----- DATA SHOWN
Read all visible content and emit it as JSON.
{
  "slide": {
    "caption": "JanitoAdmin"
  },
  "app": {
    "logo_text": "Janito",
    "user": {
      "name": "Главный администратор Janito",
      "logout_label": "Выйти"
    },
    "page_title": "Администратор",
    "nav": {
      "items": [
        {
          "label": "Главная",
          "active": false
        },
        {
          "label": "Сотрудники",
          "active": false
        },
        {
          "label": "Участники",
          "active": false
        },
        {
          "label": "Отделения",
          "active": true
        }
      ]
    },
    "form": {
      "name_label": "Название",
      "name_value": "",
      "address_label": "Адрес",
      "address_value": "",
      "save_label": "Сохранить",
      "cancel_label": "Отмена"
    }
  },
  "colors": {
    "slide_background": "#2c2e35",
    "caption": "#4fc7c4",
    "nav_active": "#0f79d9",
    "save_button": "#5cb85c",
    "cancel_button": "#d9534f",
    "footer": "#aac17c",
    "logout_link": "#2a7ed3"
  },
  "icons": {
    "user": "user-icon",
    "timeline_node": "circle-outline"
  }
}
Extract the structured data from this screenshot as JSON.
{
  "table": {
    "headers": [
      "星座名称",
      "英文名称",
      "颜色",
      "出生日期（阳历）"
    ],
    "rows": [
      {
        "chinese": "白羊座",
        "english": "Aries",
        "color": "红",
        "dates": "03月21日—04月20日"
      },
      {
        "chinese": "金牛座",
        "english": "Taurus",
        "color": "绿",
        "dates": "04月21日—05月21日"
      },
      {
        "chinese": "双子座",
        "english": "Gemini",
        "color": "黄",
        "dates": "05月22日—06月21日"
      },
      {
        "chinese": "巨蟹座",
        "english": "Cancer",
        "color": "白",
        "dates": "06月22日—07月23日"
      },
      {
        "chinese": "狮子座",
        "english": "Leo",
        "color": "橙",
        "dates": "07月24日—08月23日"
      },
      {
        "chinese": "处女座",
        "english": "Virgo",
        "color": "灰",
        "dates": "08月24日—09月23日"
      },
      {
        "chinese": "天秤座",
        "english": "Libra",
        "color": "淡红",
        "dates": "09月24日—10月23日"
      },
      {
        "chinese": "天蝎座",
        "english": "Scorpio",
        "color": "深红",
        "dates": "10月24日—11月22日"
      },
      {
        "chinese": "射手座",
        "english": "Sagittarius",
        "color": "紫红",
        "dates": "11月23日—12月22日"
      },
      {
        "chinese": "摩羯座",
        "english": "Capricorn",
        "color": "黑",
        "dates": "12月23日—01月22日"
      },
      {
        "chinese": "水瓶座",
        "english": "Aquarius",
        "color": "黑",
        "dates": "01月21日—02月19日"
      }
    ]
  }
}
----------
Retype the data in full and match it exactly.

EXERCISE SOLUTION:
Read all visible content and emit it as JSON.
{
  "slide": {
    "caption": "JanitoAdmin"
  },
  "app": {
    "logo_text": "Janito",
    "user": {
      "name": "Главный администратор Janito",
      "logout_label": "Выйти"
    },
    "page_title": "Администратор",
    "nav": {
      "items": [
        {
          "label": "Главная",
          "active": false
        },
        {
          "label": "Сотрудники",
          "active": false
        },
        {
          "label": "Участники",
          "active": false
        },
        {
          "label": "Отделения",
          "active": true
        }
      ]
    },
    "form": {
      "name_label": "Название",
      "name_value": "",
      "address_label": "Адрес",
      "address_value": "",
      "save_label": "Сохранить",
      "cancel_label": "Отмена"
    }
  },
  "colors": {
    "slide_background": "#2c2e35",
    "caption": "#4fc7c4",
    "nav_active": "#0f79d9",
    "save_button": "#5cb85c",
    "cancel_button": "#d9534f",
    "footer": "#aac17c",
    "logout_link": "#2a7ed3"
  },
  "icons": {
    "user": "user-icon",
    "timeline_node": "circle-outline"
  }
}
Extract the structured data from this screenshot as JSON.
{
  "table": {
    "headers": [
      "星座名称",
      "英文名称",
      "颜色",
      "出生日期（阳历）"
    ],
    "rows": [
      {
        "chinese": "白羊座",
        "english": "Aries",
        "color": "红",
        "dates": "03月21日—04月20日"
      },
      {
        "chinese": "金牛座",
        "english": "Taurus",
        "color": "绿",
        "dates": "04月21日—05月21日"
      },
      {
        "chinese": "双子座",
        "english": "Gemini",
        "color": "黄",
        "dates": "05月22日—06月21日"
      },
      {
        "chinese": "巨蟹座",
        "english": "Cancer",
        "color": "白",
        "dates": "06月22日—07月23日"
      },
      {
        "chinese": "狮子座",
        "english": "Leo",
        "color": "橙",
        "dates": "07月24日—08月23日"
      },
      {
        "chinese": "处女座",
        "english": "Virgo",
        "color": "灰",
        "dates": "08月24日—09月23日"
      },
      {
        "chinese": "天秤座",
        "english": "Libra",
        "color": "淡红",
        "dates": "09月24日—10月23日"
      },
      {
        "chinese": "天蝎座",
        "english": "Scorpio",
        "color": "深红",
        "dates": "10月24日—11月22日"
      },
      {
        "chinese": "射手座",
        "english": "Sagittarius",
        "color": "紫红",
        "dates": "11月23日—12月22日"
      },
      {
        "chinese": "摩羯座",
        "english": "Capricorn",
        "color": "黑",
        "dates": "12月23日—01月22日"
      },
      {
        "chinese": "水瓶座",
        "english": "Aquarius",
        "color": "黑",
        "dates": "01月21日—02月19日"
      }
    ]
  }
}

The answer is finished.